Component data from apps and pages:
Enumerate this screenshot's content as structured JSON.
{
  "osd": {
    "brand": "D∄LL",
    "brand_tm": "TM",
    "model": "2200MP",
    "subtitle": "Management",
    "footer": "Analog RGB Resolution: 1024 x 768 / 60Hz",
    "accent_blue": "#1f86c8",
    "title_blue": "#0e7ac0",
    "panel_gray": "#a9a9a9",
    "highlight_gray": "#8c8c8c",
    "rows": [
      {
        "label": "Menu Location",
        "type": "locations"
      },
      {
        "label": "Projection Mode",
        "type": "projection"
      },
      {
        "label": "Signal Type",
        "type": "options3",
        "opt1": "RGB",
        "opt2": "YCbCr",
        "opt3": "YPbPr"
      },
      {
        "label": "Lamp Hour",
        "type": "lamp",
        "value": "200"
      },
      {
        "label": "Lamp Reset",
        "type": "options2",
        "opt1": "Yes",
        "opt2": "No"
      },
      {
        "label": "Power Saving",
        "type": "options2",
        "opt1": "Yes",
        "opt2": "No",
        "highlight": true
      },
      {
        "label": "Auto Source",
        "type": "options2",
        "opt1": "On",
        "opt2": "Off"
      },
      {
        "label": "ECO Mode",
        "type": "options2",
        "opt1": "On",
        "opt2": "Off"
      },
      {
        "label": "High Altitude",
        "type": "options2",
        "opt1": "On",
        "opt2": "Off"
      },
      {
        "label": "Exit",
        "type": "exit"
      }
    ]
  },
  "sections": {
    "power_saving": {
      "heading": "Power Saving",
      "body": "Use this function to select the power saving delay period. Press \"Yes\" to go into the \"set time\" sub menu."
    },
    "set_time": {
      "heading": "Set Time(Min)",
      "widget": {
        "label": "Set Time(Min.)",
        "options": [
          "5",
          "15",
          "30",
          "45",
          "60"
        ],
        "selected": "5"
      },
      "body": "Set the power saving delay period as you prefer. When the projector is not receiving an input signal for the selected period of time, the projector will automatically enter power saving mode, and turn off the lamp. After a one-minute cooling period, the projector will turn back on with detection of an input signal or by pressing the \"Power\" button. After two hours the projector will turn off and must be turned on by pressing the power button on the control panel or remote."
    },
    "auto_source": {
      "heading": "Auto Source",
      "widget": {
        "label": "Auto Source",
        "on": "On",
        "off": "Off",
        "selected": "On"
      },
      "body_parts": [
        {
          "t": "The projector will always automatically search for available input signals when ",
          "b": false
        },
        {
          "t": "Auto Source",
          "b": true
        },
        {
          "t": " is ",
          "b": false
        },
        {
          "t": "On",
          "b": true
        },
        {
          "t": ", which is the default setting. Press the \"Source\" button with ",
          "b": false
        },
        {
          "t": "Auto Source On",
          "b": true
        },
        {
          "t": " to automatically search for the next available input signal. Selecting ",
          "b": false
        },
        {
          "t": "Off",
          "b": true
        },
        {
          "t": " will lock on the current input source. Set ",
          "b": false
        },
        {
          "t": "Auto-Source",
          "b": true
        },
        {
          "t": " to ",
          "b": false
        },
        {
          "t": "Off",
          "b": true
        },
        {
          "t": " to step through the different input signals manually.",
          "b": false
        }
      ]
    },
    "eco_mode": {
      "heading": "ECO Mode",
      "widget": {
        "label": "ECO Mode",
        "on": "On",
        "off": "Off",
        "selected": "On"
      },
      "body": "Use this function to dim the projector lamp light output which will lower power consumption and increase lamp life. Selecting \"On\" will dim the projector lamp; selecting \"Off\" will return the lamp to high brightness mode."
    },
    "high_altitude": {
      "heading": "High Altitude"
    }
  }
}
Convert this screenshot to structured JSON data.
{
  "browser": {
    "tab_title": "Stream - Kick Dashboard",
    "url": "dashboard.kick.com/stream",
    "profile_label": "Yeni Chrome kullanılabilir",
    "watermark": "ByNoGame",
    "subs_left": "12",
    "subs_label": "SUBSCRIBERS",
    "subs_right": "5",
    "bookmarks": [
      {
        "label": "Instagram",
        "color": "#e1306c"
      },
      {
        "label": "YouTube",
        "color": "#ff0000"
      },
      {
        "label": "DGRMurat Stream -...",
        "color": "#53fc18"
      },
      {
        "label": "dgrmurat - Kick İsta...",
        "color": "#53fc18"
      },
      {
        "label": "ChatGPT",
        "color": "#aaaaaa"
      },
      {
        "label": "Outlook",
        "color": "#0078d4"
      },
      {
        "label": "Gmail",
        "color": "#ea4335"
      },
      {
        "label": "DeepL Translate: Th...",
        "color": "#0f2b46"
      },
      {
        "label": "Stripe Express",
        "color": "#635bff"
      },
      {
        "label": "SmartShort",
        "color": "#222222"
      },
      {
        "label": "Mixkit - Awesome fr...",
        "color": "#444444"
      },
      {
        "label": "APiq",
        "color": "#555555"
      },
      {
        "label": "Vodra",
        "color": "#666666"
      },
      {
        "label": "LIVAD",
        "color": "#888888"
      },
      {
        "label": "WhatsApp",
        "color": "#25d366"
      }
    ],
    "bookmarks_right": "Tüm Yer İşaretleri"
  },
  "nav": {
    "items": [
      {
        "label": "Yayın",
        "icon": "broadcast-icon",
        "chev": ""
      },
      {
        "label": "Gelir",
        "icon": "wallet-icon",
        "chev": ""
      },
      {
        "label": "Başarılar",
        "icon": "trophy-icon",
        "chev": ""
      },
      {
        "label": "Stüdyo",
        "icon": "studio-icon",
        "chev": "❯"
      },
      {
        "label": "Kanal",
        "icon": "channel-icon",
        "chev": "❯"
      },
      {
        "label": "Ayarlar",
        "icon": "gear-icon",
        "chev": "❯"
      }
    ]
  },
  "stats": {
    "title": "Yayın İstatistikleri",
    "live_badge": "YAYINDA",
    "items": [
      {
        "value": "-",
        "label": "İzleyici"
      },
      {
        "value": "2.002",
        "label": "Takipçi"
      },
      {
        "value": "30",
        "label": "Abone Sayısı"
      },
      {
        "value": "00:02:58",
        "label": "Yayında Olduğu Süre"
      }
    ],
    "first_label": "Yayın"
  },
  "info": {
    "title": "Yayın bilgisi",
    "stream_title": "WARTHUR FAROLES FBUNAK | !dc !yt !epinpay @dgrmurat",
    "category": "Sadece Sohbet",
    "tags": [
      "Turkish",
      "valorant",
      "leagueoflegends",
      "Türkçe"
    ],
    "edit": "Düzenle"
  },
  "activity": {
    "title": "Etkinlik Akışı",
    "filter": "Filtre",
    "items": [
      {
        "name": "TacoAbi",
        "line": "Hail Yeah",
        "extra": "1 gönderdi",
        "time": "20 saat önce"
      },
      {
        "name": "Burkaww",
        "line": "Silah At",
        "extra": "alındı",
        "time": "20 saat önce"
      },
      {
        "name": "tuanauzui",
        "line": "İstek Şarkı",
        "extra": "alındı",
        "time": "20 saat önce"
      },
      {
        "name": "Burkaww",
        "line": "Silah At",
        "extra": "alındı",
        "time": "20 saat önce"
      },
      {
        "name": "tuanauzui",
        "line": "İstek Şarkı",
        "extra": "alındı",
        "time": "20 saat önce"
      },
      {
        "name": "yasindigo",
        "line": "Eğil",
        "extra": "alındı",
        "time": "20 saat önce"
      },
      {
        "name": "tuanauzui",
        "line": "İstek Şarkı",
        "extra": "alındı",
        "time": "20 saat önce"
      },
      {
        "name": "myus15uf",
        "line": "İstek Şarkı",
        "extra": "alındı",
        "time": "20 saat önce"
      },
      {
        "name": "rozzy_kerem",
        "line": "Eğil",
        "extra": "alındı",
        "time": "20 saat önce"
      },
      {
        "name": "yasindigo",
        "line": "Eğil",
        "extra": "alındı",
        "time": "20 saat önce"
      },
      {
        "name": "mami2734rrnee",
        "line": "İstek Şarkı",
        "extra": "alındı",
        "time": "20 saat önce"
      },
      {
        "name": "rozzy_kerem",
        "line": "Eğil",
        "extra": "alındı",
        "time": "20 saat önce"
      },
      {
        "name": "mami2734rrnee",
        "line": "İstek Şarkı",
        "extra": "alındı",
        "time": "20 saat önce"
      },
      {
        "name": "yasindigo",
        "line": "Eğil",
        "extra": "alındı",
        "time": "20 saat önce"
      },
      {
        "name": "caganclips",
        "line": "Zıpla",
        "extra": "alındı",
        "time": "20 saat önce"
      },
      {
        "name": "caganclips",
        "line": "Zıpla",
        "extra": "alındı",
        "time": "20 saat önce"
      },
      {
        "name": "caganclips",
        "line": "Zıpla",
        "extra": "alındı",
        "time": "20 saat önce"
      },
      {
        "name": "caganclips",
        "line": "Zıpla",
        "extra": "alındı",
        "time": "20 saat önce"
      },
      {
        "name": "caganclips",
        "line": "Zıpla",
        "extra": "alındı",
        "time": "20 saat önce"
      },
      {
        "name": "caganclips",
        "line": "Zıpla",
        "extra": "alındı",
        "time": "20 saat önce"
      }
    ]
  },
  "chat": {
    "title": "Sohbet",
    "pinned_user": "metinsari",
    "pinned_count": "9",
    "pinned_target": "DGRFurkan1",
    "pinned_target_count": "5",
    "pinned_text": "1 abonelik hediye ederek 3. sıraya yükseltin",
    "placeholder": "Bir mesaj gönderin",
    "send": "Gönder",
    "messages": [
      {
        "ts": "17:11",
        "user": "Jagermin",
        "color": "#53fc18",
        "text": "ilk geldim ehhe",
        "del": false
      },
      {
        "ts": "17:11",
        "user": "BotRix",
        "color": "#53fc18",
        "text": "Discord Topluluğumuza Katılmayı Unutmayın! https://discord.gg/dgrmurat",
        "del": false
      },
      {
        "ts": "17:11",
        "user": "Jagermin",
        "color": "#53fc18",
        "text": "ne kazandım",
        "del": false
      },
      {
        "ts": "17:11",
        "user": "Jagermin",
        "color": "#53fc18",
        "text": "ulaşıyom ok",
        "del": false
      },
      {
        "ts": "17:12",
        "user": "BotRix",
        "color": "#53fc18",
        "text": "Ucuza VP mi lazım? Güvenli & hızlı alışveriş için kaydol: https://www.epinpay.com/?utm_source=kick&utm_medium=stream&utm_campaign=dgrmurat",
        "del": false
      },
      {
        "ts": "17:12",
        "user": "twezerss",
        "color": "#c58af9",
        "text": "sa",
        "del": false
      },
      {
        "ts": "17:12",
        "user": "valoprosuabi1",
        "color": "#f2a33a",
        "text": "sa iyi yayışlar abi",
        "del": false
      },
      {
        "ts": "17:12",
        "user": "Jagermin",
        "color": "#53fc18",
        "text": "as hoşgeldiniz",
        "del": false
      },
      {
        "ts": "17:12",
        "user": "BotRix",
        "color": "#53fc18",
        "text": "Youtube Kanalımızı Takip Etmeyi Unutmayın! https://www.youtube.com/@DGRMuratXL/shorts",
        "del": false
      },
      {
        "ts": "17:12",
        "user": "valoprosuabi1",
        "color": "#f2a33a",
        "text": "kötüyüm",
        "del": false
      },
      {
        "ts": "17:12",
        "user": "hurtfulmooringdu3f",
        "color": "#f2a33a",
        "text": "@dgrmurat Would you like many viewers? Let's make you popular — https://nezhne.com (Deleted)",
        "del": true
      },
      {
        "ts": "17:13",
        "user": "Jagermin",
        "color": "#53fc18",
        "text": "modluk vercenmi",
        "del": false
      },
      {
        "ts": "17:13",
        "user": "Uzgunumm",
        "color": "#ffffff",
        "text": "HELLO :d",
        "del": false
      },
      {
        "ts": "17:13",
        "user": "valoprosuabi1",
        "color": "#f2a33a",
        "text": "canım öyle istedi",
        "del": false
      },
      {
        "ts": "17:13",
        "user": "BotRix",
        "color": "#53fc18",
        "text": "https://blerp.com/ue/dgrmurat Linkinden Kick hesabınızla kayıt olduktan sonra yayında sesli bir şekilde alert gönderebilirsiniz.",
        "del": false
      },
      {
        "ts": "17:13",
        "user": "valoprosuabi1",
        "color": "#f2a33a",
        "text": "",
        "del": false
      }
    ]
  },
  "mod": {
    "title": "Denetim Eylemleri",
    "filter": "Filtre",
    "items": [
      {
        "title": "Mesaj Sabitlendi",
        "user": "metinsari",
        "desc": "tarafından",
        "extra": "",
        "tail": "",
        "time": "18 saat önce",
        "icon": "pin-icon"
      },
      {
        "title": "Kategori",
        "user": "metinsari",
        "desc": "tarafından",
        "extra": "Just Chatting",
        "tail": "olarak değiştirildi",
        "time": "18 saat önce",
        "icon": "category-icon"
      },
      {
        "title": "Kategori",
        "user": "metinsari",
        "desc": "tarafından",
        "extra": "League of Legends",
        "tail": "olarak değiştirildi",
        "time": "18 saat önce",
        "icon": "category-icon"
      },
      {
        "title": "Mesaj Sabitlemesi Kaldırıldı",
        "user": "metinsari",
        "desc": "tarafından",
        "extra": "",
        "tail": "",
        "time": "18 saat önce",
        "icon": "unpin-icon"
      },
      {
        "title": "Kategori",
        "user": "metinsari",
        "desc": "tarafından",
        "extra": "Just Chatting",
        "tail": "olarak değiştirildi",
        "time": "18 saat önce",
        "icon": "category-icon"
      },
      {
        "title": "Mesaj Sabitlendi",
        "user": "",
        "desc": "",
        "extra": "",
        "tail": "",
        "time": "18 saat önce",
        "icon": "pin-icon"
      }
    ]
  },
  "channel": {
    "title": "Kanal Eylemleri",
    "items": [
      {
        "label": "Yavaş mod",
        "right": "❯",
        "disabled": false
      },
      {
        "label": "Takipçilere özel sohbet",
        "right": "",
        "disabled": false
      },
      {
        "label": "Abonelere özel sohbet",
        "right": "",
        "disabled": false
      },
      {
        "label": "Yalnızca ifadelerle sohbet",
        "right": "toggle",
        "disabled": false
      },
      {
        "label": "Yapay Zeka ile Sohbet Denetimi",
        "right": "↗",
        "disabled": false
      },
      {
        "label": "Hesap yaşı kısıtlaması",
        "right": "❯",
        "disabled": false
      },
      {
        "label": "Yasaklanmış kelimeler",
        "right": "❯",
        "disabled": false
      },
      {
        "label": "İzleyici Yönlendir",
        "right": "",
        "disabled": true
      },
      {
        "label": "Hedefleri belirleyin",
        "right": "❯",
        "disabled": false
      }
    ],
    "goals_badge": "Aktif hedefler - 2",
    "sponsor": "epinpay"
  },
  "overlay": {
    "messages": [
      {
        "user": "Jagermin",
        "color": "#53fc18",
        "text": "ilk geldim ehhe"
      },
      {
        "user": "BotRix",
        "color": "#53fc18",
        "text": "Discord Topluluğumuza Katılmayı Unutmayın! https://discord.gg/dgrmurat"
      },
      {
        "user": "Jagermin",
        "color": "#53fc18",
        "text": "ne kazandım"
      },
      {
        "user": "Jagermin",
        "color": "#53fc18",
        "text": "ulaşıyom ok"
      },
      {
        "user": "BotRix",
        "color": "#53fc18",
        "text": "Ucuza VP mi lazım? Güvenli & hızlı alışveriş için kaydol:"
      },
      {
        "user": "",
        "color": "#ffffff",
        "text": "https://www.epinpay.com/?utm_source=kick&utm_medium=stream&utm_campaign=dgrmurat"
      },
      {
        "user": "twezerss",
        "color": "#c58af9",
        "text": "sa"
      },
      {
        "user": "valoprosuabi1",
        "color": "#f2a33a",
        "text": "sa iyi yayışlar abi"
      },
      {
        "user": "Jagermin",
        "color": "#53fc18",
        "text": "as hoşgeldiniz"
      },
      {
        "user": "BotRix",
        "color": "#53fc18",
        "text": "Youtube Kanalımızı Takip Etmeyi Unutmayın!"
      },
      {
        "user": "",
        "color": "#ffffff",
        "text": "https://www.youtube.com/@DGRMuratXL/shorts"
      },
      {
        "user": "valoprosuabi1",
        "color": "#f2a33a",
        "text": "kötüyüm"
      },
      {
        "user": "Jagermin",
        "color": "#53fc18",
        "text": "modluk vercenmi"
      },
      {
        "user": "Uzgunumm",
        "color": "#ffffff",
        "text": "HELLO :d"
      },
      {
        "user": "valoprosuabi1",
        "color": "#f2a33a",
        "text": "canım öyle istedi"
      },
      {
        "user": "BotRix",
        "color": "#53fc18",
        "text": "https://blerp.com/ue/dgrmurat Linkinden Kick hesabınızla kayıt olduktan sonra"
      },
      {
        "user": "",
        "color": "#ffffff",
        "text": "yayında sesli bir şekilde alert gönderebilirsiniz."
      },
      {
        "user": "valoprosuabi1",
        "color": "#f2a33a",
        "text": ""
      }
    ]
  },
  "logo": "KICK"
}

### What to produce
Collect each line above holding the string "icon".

### Solution to this task
        "icon": "broadcast-icon",
        "icon": "wallet-icon",
        "icon": "trophy-icon",
        "icon": "studio-icon",
        "icon": "channel-icon",
        "icon": "gear-icon",
        "icon": "pin-icon"
        "icon": "category-icon"
        "icon": "category-icon"
        "icon": "unpin-icon"
        "icon": "category-icon"
        "icon": "pin-icon"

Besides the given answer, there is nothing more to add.